“God grant me the serenity
to accept the things I cannot change;
courage to change the things I can;
and wisdom to know the difference”

You will probably recognize this as the Serenity Prayer. Reinhold Niebuhr wrote it (which is longer than the four-line stanza above) in the 1930s and it was quickly borrowed for use in sermons across the country. And for good reason! It is a simple, beautiful, and honest prayer that reflects well the tug of war that Christians tend to feel so much tension about. How much control does God have, how much control do we have, and how are we called to pray about the future?


I don’t think the church knows what to do with these questions. Still. After hundreds of years of faith and theology and sermons. We are fighting over how much control we think we have, how much control we think God wants us to have, how much control we have a right to exert, and whether or not God blesses any of it. We are, quite frankly, control-freak messes. And do you want to know what makes it even more confusing? Depending on where you look in scripture you can find support for both ends of the spectrum! If you cling tightly to the old “let go and let God” adage, or if you are a sign-holding justice fighter, our faith tradition as well as scripture supports you. Isaiah 42 promotes that Zion will be the bringers of righteousness to the land, that the actions of the people will “faithfully bring forth justice”, lending support to the camp of Christians who believe that it is their duty to work for social justice in our world today. And yet in Matthew 6, we find beautiful words of consolation to not worry about tomorrow and to let tomorrow worry about itself. So where do we set camp? Who is right? Because after all, someone must be doing it “right” so that the others can be clearly labeled “wrong”…right?
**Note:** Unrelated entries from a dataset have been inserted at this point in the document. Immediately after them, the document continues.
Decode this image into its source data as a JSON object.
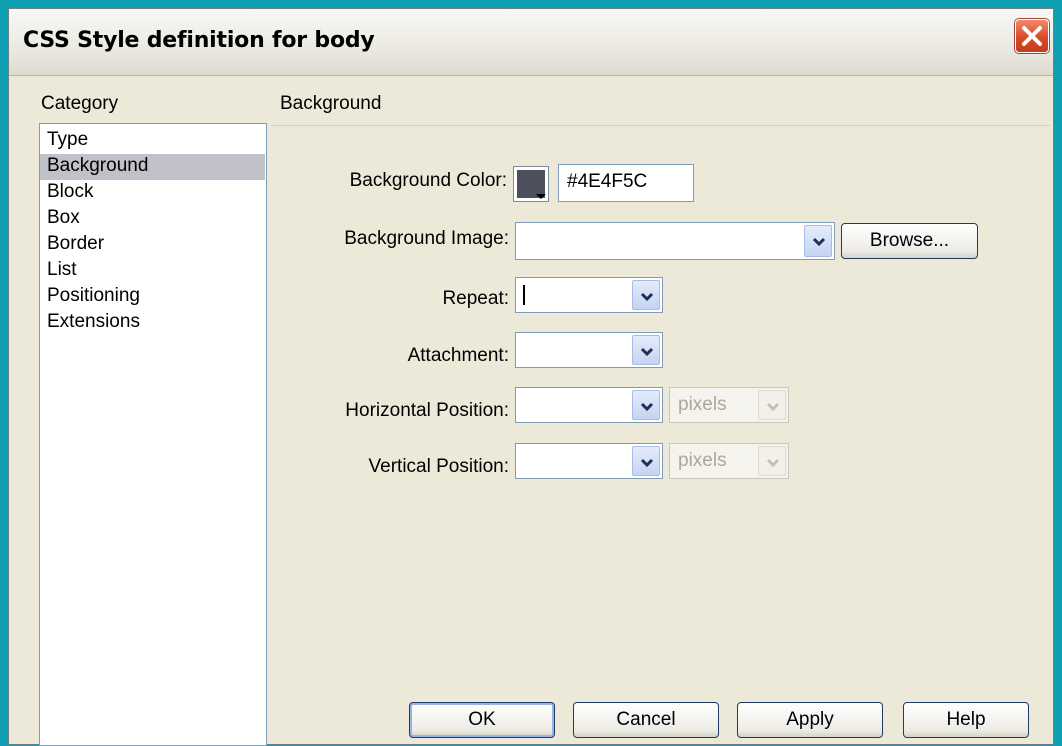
{
  "window": {
    "title": "CSS Style definition for body"
  },
  "category": {
    "label": "Category",
    "items": [
      "Type",
      "Background",
      "Block",
      "Box",
      "Border",
      "List",
      "Positioning",
      "Extensions"
    ],
    "selected": "Background"
  },
  "panel": {
    "title": "Background",
    "background_color": {
      "label": "Background Color:",
      "value": "#4E4F5C",
      "swatch_color": "#4E4F5C"
    },
    "background_image": {
      "label": "Background Image:",
      "value": "",
      "browse_label": "Browse..."
    },
    "repeat": {
      "label": "Repeat:",
      "value": ""
    },
    "attachment": {
      "label": "Attachment:",
      "value": ""
    },
    "horizontal_position": {
      "label": "Horizontal Position:",
      "value": "",
      "unit": "pixels"
    },
    "vertical_position": {
      "label": "Vertical Position:",
      "value": "",
      "unit": "pixels"
    }
  },
  "buttons": {
    "ok": "OK",
    "cancel": "Cancel",
    "apply": "Apply",
    "help": "Help"
  },
  "colors": {
    "frame": "#0f9fb2",
    "dialog_bg": "#ece9d8",
    "selected_item": "#c1c1c9"
  }
}
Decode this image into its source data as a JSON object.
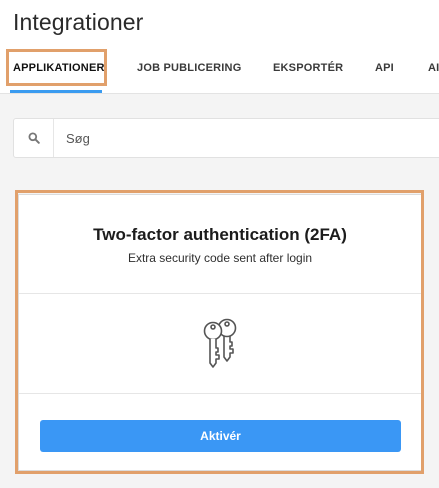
{
  "header": {
    "title": "Integrationer",
    "tabs": [
      {
        "label": "APPLIKATIONER",
        "active": true
      },
      {
        "label": "JOB PUBLICERING"
      },
      {
        "label": "EKSPORTÉR"
      },
      {
        "label": "API"
      },
      {
        "label": "AI"
      }
    ]
  },
  "search": {
    "placeholder": "Søg",
    "value": "",
    "icon": "search-icon"
  },
  "card": {
    "title": "Two-factor authentication (2FA)",
    "subtitle": "Extra security code sent after login",
    "icon": "keys-icon",
    "button_label": "Aktivér"
  },
  "colors": {
    "accent": "#3a97f5",
    "highlight": "#e1a06b"
  }
}
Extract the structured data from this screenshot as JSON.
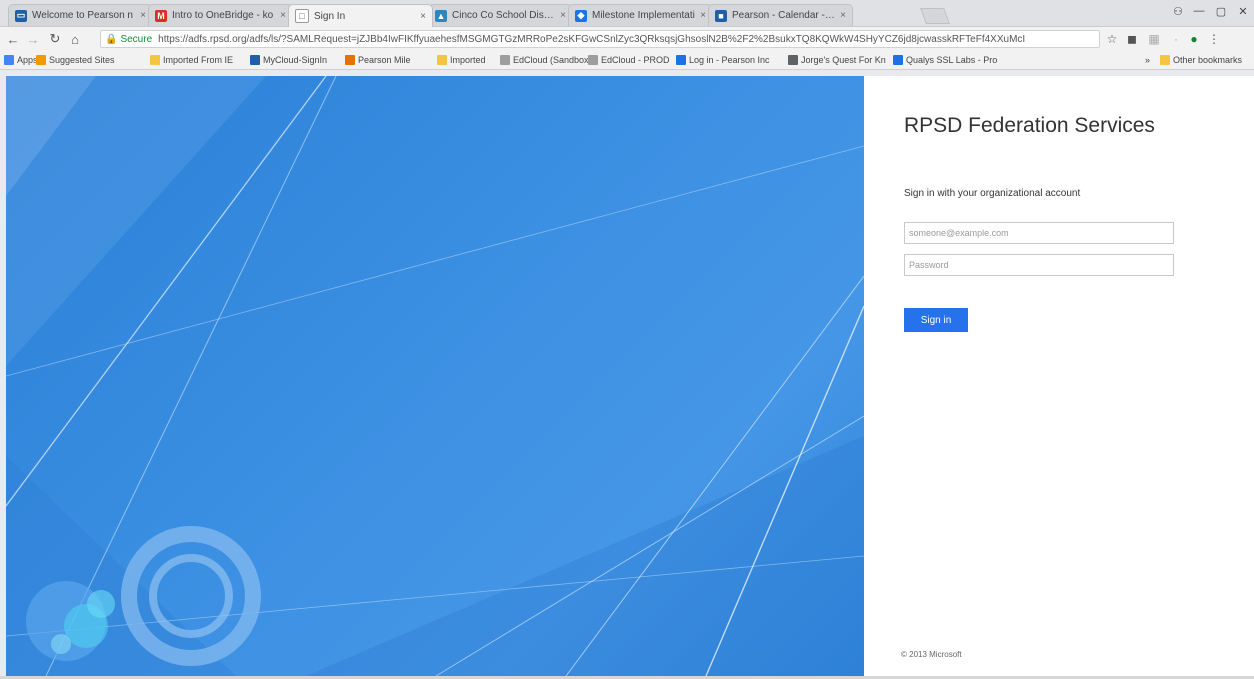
{
  "browser": {
    "tabs": [
      {
        "label": "Welcome to Pearson n",
        "color": "#1f5fa8",
        "glyph": "▭"
      },
      {
        "label": "Intro to OneBridge - ko",
        "color": "#d93025",
        "glyph": "M"
      },
      {
        "label": "Sign In",
        "color": "#ffffff",
        "glyph": "□"
      },
      {
        "label": "Cinco Co School Distric",
        "color": "#2e86c1",
        "glyph": "▲"
      },
      {
        "label": "Milestone Implementati",
        "color": "#1a73e8",
        "glyph": "◆"
      },
      {
        "label": "Pearson - Calendar - Wi",
        "color": "#1f5fa8",
        "glyph": "■"
      }
    ],
    "active_tab_index": 2,
    "address": {
      "secure_label": "Secure",
      "url": "https://adfs.rpsd.org/adfs/ls/?SAMLRequest=jZJBb4IwFIKffyuaehesfMSGMGTGzMRRoPe2sKFGwCSnlZyc3QRksqsjGhsoslN2B%2F2%2BsukxTQ8KQWkW4SHyYCZ6jd8jcwasskRFTeFf4XXuMcI"
    },
    "bookmarks": [
      {
        "label": "Apps",
        "color": "#4285f4"
      },
      {
        "label": "Suggested Sites",
        "color": "#f29900"
      },
      {
        "label": "Imported From IE",
        "color": "#f4c542"
      },
      {
        "label": "MyCloud-SignIn",
        "color": "#1f5fa8"
      },
      {
        "label": "Pearson Mile",
        "color": "#e37400"
      },
      {
        "label": "Imported",
        "color": "#f4c542"
      },
      {
        "label": "EdCloud (Sandbox)",
        "color": "#9e9e9e"
      },
      {
        "label": "EdCloud - PROD",
        "color": "#9e9e9e"
      },
      {
        "label": "Log in - Pearson Inc",
        "color": "#1a73e8"
      },
      {
        "label": "Jorge's Quest For Kn",
        "color": "#5f6368"
      },
      {
        "label": "Qualys SSL Labs - Pro",
        "color": "#1a73e8"
      }
    ],
    "bookmarks_overflow": "»",
    "other_bookmarks": "Other bookmarks"
  },
  "page": {
    "title": "RPSD Federation Services",
    "intro": "Sign in with your organizational account",
    "username": {
      "value": "",
      "placeholder": "someone@example.com"
    },
    "password": {
      "value": "",
      "placeholder": "Password"
    },
    "submit_label": "Sign in",
    "footer": "© 2013 Microsoft"
  },
  "colors": {
    "accent": "#2672ec",
    "hero": "#3b8fe2"
  }
}
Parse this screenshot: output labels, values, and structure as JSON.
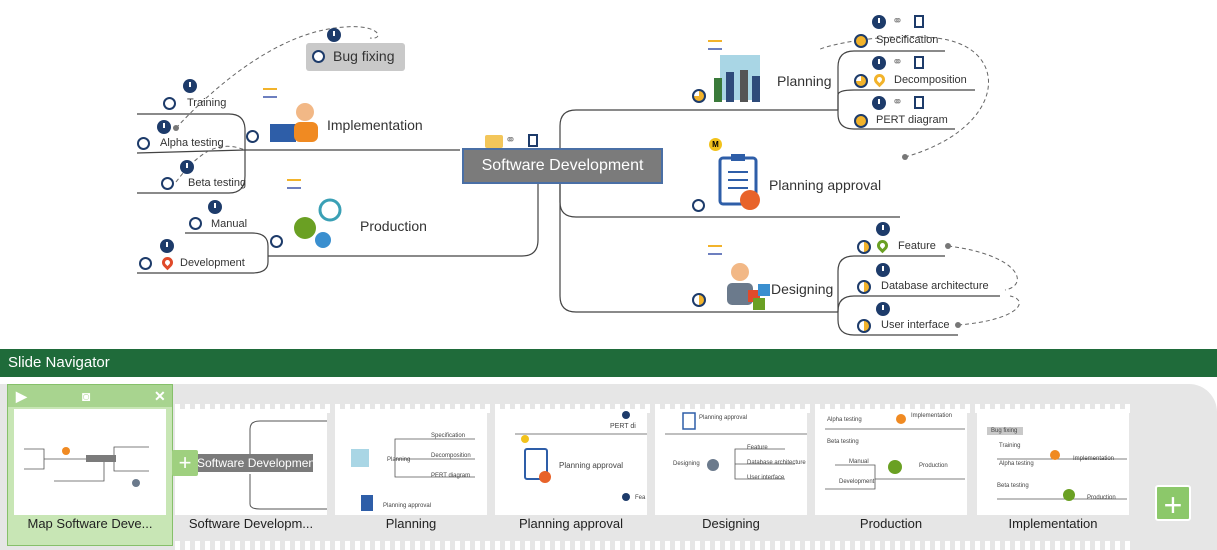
{
  "mindmap": {
    "central_topic": "Software Development",
    "branches": {
      "implementation": "Implementation",
      "production": "Production",
      "planning": "Planning",
      "planning_approval": "Planning approval",
      "designing": "Designing"
    },
    "subtopics": {
      "bug_fixing": "Bug fixing",
      "training": "Training",
      "alpha_testing": "Alpha testing",
      "beta_testing": "Beta testing",
      "manual": "Manual",
      "development": "Development",
      "specification": "Specification",
      "decomposition": "Decomposition",
      "pert_diagram": "PERT diagram",
      "feature": "Feature",
      "database_architecture": "Database architecture",
      "user_interface": "User interface"
    },
    "milestone_marker": "M"
  },
  "slide_navigator": {
    "title": "Slide Navigator",
    "slides": [
      {
        "label": "Map Software Deve...",
        "selected": true
      },
      {
        "label": "Software Developm..."
      },
      {
        "label": "Planning"
      },
      {
        "label": "Planning approval"
      },
      {
        "label": "Designing"
      },
      {
        "label": "Production"
      },
      {
        "label": "Implementation"
      }
    ],
    "thumb_text": {
      "software_development": "Software Development",
      "planning": "Planning",
      "specification": "Specification",
      "decomposition": "Decomposition",
      "pert_diagram": "PERT diagram",
      "planning_approval": "Planning approval",
      "pert_short": "PERT di",
      "feature_short": "Fea",
      "designing": "Designing",
      "feature": "Feature",
      "database_architecture": "Database architecture",
      "user_interface": "User interface",
      "alpha_testing": "Alpha testing",
      "implementation": "Implementation",
      "beta_testing": "Beta testing",
      "manual": "Manual",
      "production": "Production",
      "development": "Development",
      "bug_fixing": "Bug fixing",
      "training": "Training"
    },
    "icons": [
      "play-icon",
      "camera-icon",
      "close-icon",
      "add-icon"
    ]
  }
}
Here’s what I have found and here is what I will tell you. Nowhere, in all my study, have I found support for passivity. “The Lord is on my side to help me; I shall look in triumph on those who hate me” Psalm 118:7. “Be strong and bold; have no fear or dread of them, because it is the Lord your God who goes with you; He will not fail you or forsake you” Deuteronomy 31:6. Even in Mark 5:36 where Jesus says to the leader of the synagogue, “Do not fear, only believe” He is asking for some action. Belief is an action. Prayer is an action. Service is action. And social activism is most certainly action. I think the point is that we recognize that certain times call for certain measures.  Certain people are called to certain actions. And if the heart behind it is one of love, then who are we to say that someone is wrong? If in prayer and wisdom I seek to serve refugees while you serve locally in your child’s school, is one of us more Christian? Is one of us reading her Bible more correctly? Or if I am called to fervently pray over an issue while you are called to raise money for it, is one of us wrong? Everything I know about God requires me to say no, that neither of those things is wrong. The only thing that I truly believe would be wrong is turning away completely and taking a posture of apathy.

Will God always exert His all-consuming power to meet us in the places we think He should extend His hand? No, He won’t. But that doesn’t exempt us from working to bring justice to the world and to the people He loves. Not theologically, not spiritually, and not Biblically. And my friends, we are allowed to look different as we answer His call in our own unique ways. So the next time you see a friend comment on social media that he is attending a rally because God has so compelled his heart to stand for a certain issue, send him love and be on your way. And the next time I see a friend post that she is working with an organization to support a global crisis while I am working to support our troops here in the US, I will be thankful that God stirs our hearts toward different peoples in different places. Because in His name and in His perfect love, He goes with every one of us.